» INFORMATION PROVIDED
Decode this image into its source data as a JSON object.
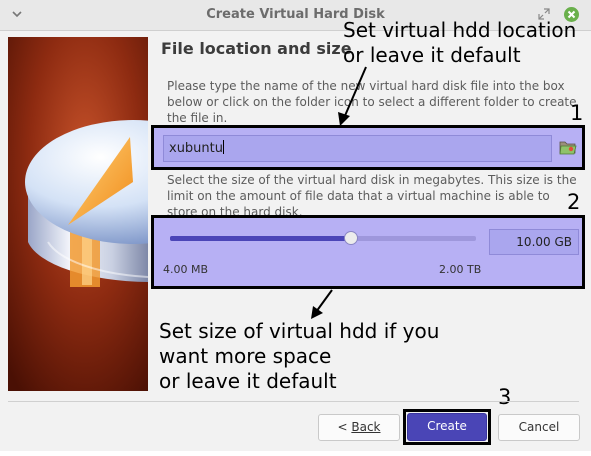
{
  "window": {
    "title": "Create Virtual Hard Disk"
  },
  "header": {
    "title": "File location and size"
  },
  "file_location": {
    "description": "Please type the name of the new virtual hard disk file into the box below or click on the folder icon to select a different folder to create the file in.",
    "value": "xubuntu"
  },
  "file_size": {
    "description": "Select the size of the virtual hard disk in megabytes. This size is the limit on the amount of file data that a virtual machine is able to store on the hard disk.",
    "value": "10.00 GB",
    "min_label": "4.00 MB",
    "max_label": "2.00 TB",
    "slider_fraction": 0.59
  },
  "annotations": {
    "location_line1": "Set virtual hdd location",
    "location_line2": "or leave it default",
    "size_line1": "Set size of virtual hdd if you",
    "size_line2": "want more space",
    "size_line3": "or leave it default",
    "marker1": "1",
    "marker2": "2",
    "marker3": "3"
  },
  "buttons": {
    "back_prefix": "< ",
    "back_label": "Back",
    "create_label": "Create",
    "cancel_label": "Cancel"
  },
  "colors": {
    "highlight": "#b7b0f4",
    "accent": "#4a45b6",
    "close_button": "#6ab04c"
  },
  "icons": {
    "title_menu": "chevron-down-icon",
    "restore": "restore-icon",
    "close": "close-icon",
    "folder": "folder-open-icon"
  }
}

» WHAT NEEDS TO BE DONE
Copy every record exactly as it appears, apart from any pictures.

» RESULT FOR THIS EXERCISE
Decode this image into its source data as a JSON object.
{
  "window": {
    "title": "Create Virtual Hard Disk"
  },
  "header": {
    "title": "File location and size"
  },
  "file_location": {
    "description": "Please type the name of the new virtual hard disk file into the box below or click on the folder icon to select a different folder to create the file in.",
    "value": "xubuntu"
  },
  "file_size": {
    "description": "Select the size of the virtual hard disk in megabytes. This size is the limit on the amount of file data that a virtual machine is able to store on the hard disk.",
    "value": "10.00 GB",
    "min_label": "4.00 MB",
    "max_label": "2.00 TB",
    "slider_fraction": 0.59
  },
  "annotations": {
    "location_line1": "Set virtual hdd location",
    "location_line2": "or leave it default",
    "size_line1": "Set size of virtual hdd if you",
    "size_line2": "want more space",
    "size_line3": "or leave it default",
    "marker1": "1",
    "marker2": "2",
    "marker3": "3"
  },
  "buttons": {
    "back_prefix": "< ",
    "back_label": "Back",
    "create_label": "Create",
    "cancel_label": "Cancel"
  },
  "colors": {
    "highlight": "#b7b0f4",
    "accent": "#4a45b6",
    "close_button": "#6ab04c"
  },
  "icons": {
    "title_menu": "chevron-down-icon",
    "restore": "restore-icon",
    "close": "close-icon",
    "folder": "folder-open-icon"
  }
}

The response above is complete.